This year, for the first time, a St. George's ribbon campaign was launched at Damascus University and within just a half-hour more than one and a half thousand ribbons were distributed to the public.
The ribbons were distributed along with memos, which explain the importance of this symbol in the history of Russia. The memo is still written in Arabic; however, it is possible that very soon it will be written in Russian because the Russian language is actually recognized in Syria as the second main language.
Russian language departments are open in all of the universities across the country. Syrians also begin studying Russian in schools starting from the seventh grade. Such was the decision of President Bashar al-Assad, whose children are also learning to read, write and speak the language.
On the streets of Damascus, one can even meet a Syrian child with a St. George ribbon on his chest, speaking Russian and saying his name is Putin. Do not rush to look around for a hidden camera prank – what he is saying can easily be true.
A Russian symbol of military valor, the Russian language and the naming of Syrian children with Russian names: all of these are signs of “gratitude Syrian people have to Russian people for their support,” the ambassador of Syria to Russia, Riyad Haddad said.
“You have a symbol of victory over fascism – we want us to have a symbol of victory over terrorism,” the head of the Russian language department of Damascus University, Mamduh Abu-al-Luway, told Sputnik.
Syria has been mired in civil war since 2011, with opposition factions and Islamist terrorist groups such as Daesh and al-Nusra Front, now known as Jabhat Fatah al-Sham, both outlawed in Russia and the United States, fighting the Syrian Army.

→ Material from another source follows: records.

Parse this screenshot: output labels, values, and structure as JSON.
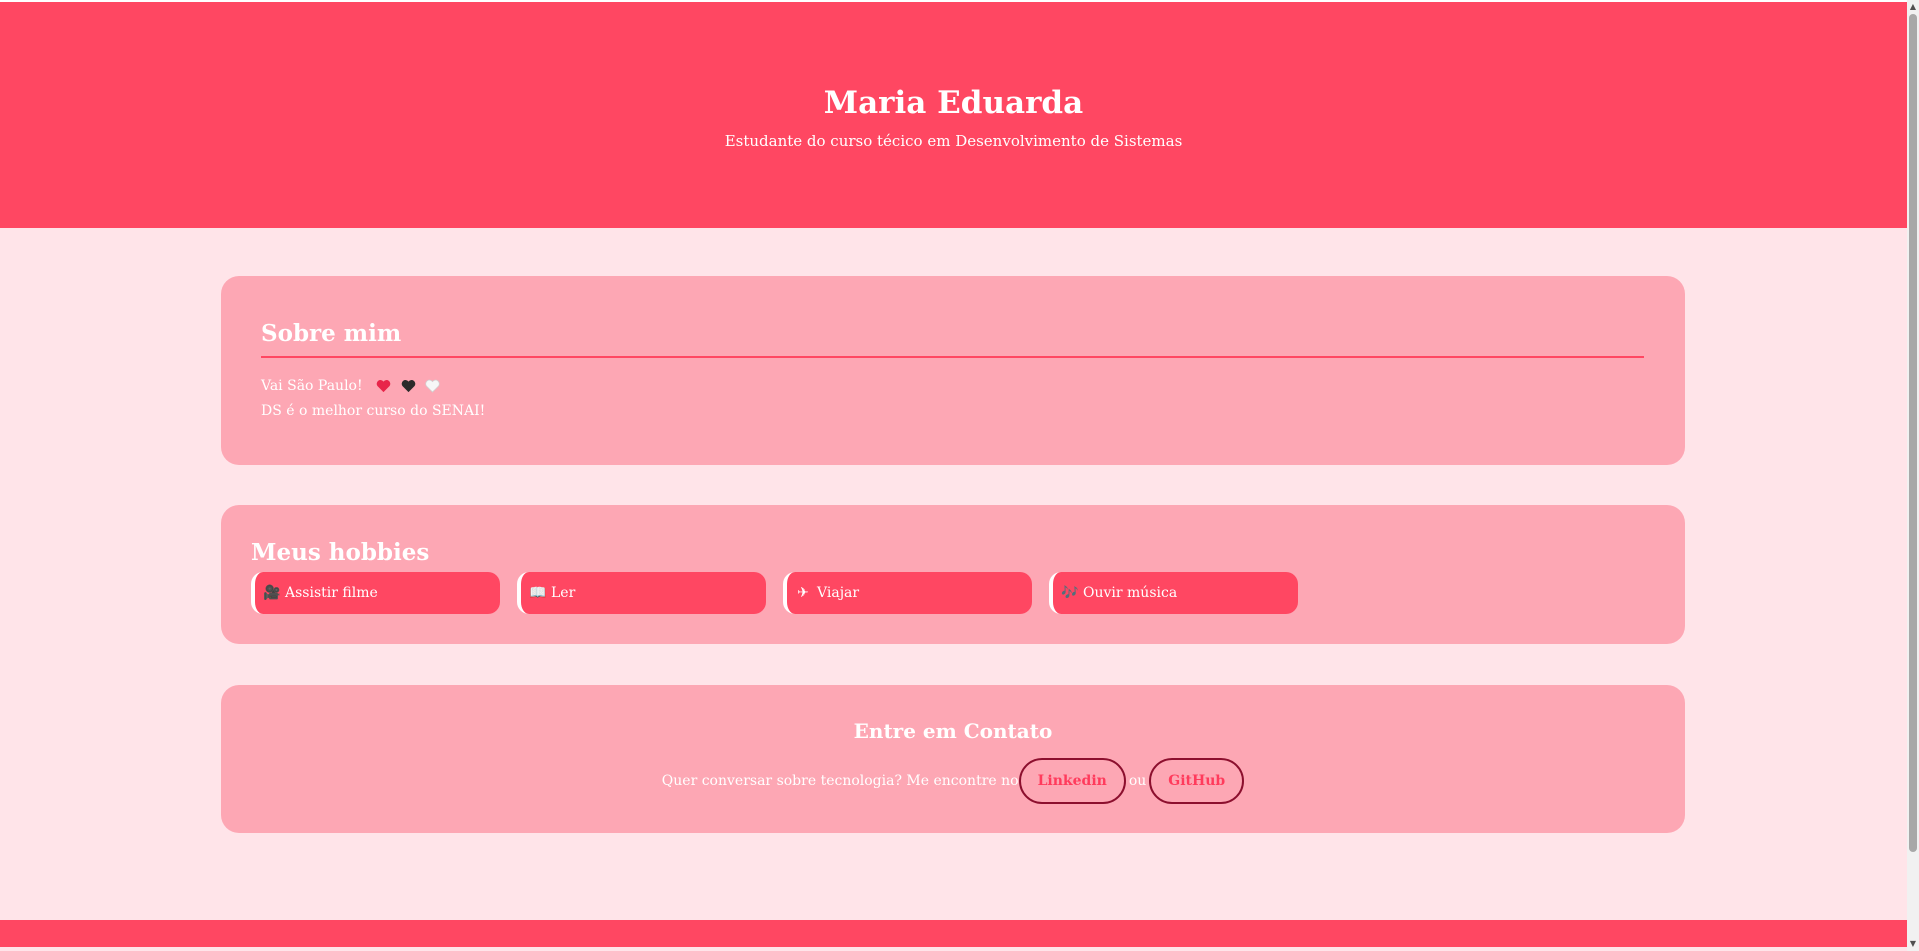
{
  "header": {
    "name": "Maria Eduarda",
    "subtitle": "Estudante do curso técico em Desenvolvimento de Sistemas"
  },
  "about": {
    "title": "Sobre mim",
    "line1": "Vai São Paulo!",
    "line2": "DS é o melhor curso do SENAI!",
    "hearts": [
      "red-heart",
      "black-heart",
      "white-heart"
    ]
  },
  "hobbies": {
    "title": "Meus hobbies",
    "items": [
      {
        "icon": "🎥",
        "label": "Assistir filme"
      },
      {
        "icon": "📖",
        "label": "Ler"
      },
      {
        "icon": "✈",
        "label": "Viajar"
      },
      {
        "icon": "🎶",
        "label": "Ouvir música"
      }
    ]
  },
  "contact": {
    "title": "Entre em Contato",
    "text": "Quer conversar sobre tecnologia? Me encontre no",
    "linkedin": "Linkedin",
    "or": "ou",
    "github": "GitHub"
  },
  "colors": {
    "primary": "#ff4762",
    "card": "#fda7b4",
    "background": "#ffe4e9",
    "pill_border": "#8c0f2e"
  },
  "scrollbar": {
    "up_icon": "▲",
    "down_icon": "▼"
  }
}
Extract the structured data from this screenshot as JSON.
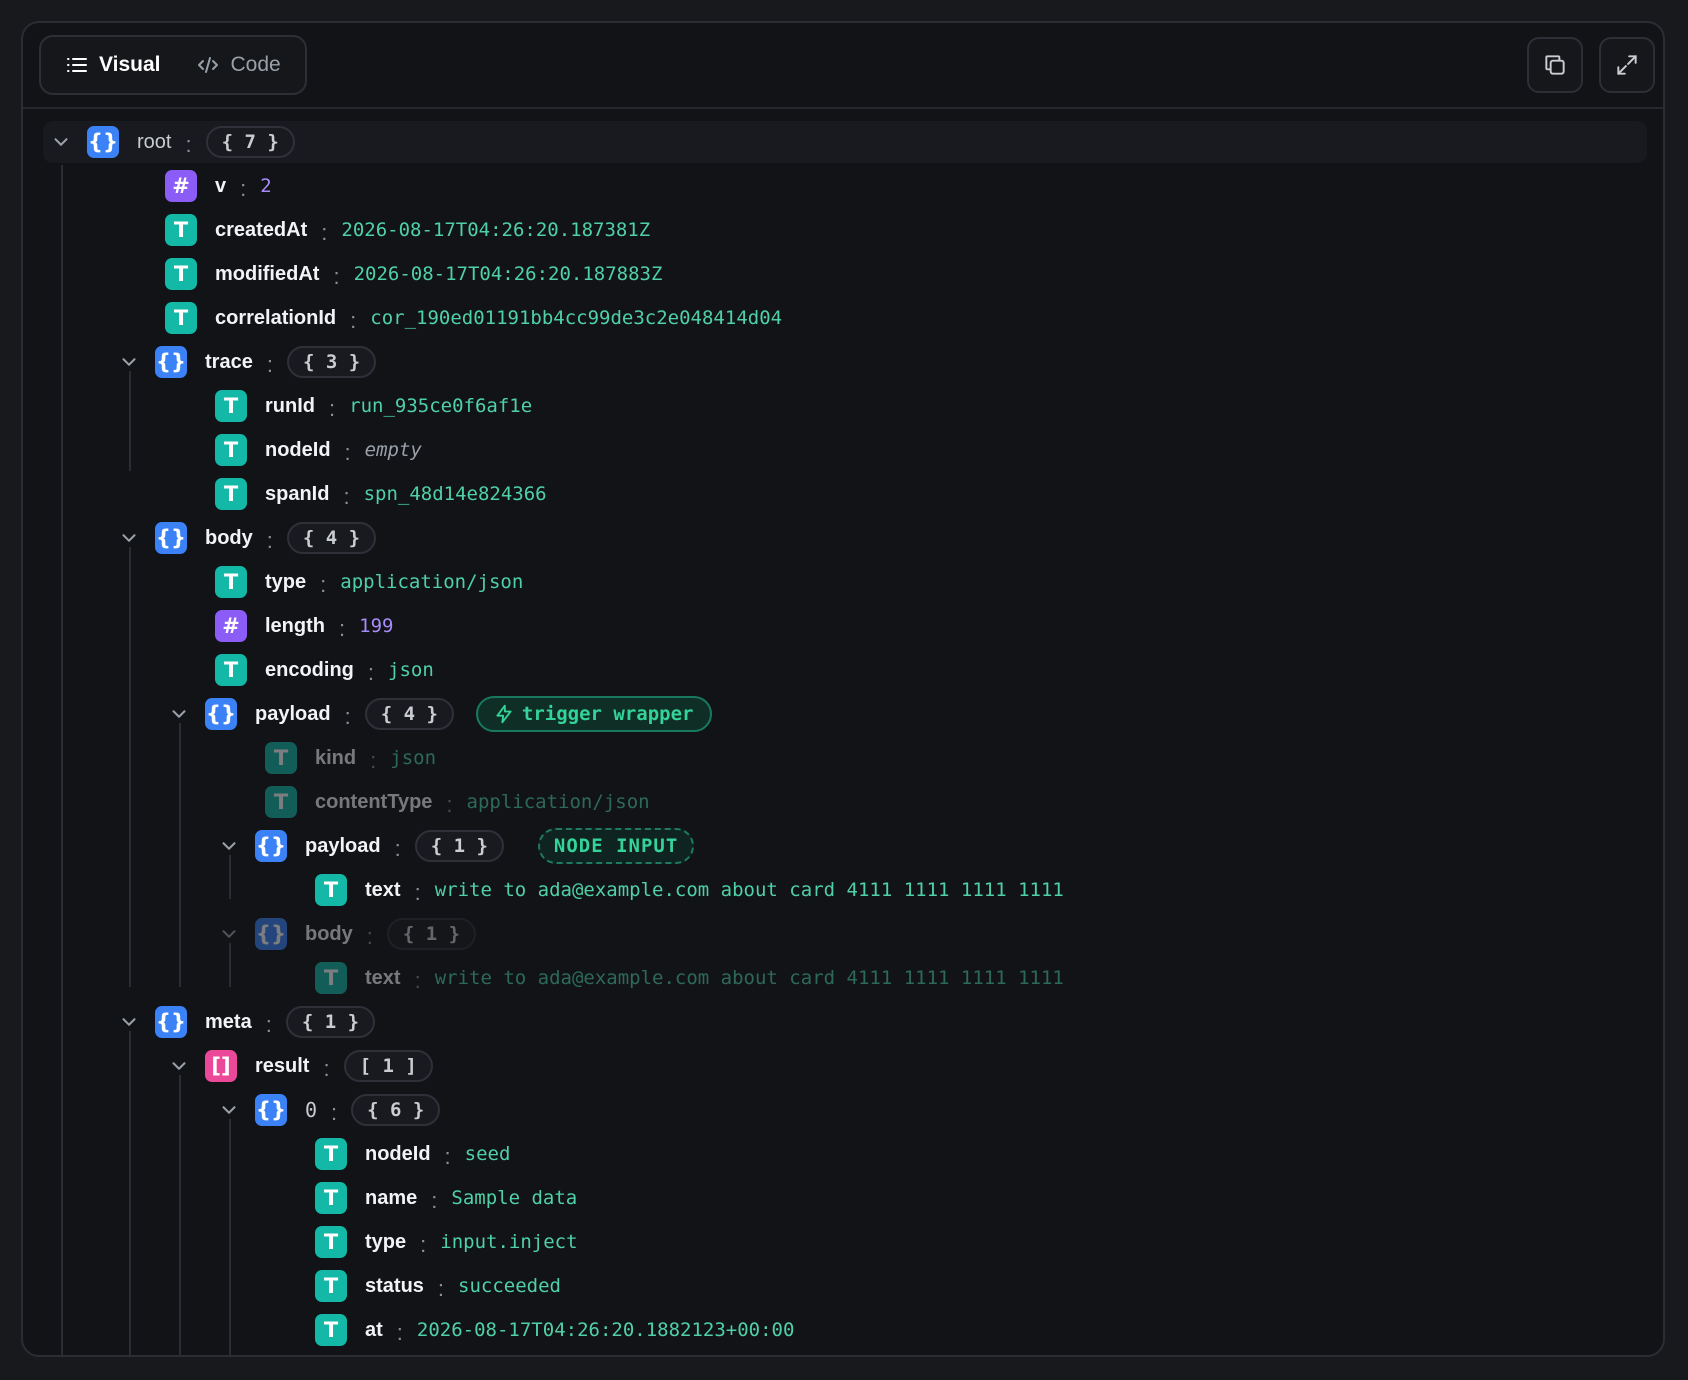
{
  "toolbar": {
    "tabs": [
      {
        "label": "Visual",
        "icon": "list-icon",
        "active": true
      },
      {
        "label": "Code",
        "icon": "code-icon",
        "active": false
      }
    ],
    "actions": [
      {
        "name": "copy-button",
        "icon": "copy-icon"
      },
      {
        "name": "expand-button",
        "icon": "expand-icon"
      }
    ]
  },
  "tree": {
    "root": {
      "key": "root",
      "count": "{ 7 }"
    },
    "v": {
      "key": "v",
      "value": "2"
    },
    "createdAt": {
      "key": "createdAt",
      "value": "2026-08-17T04:26:20.187381Z"
    },
    "modifiedAt": {
      "key": "modifiedAt",
      "value": "2026-08-17T04:26:20.187883Z"
    },
    "correlationId": {
      "key": "correlationId",
      "value": "cor_190ed01191bb4cc99de3c2e048414d04"
    },
    "trace": {
      "key": "trace",
      "count": "{ 3 }"
    },
    "runId": {
      "key": "runId",
      "value": "run_935ce0f6af1e"
    },
    "trace_nodeId": {
      "key": "nodeId",
      "value": "empty"
    },
    "spanId": {
      "key": "spanId",
      "value": "spn_48d14e824366"
    },
    "body": {
      "key": "body",
      "count": "{ 4 }"
    },
    "body_type": {
      "key": "type",
      "value": "application/json"
    },
    "length": {
      "key": "length",
      "value": "199"
    },
    "encoding": {
      "key": "encoding",
      "value": "json"
    },
    "payload": {
      "key": "payload",
      "count": "{ 4 }",
      "tag": "trigger wrapper"
    },
    "kind": {
      "key": "kind",
      "value": "json"
    },
    "contentType": {
      "key": "contentType",
      "value": "application/json"
    },
    "inner_payload": {
      "key": "payload",
      "count": "{ 1 }",
      "tag": "NODE INPUT"
    },
    "inner_payload_text": {
      "key": "text",
      "value": "write to ada@example.com about card 4111 1111 1111 1111"
    },
    "inner_body": {
      "key": "body",
      "count": "{ 1 }"
    },
    "inner_body_text": {
      "key": "text",
      "value": "write to ada@example.com about card 4111 1111 1111 1111"
    },
    "meta": {
      "key": "meta",
      "count": "{ 1 }"
    },
    "result": {
      "key": "result",
      "count": "[ 1 ]"
    },
    "result_0": {
      "key": "0",
      "count": "{ 6 }"
    },
    "r_nodeId": {
      "key": "nodeId",
      "value": "seed"
    },
    "r_name": {
      "key": "name",
      "value": "Sample data"
    },
    "r_type": {
      "key": "type",
      "value": "input.inject"
    },
    "r_status": {
      "key": "status",
      "value": "succeeded"
    },
    "r_at": {
      "key": "at",
      "value": "2026-08-17T04:26:20.1882123+00:00"
    }
  },
  "colors": {
    "object": "#3b82f6",
    "array": "#ec4899",
    "number": "#8b5cf6",
    "string": "#14b8a6",
    "string_value": "#4fd1a5",
    "number_value": "#a78bfa"
  }
}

A number of foreign states, such as Israel and Turkey, have also carried out military activities on the territory of Syria in order to achieve own goals.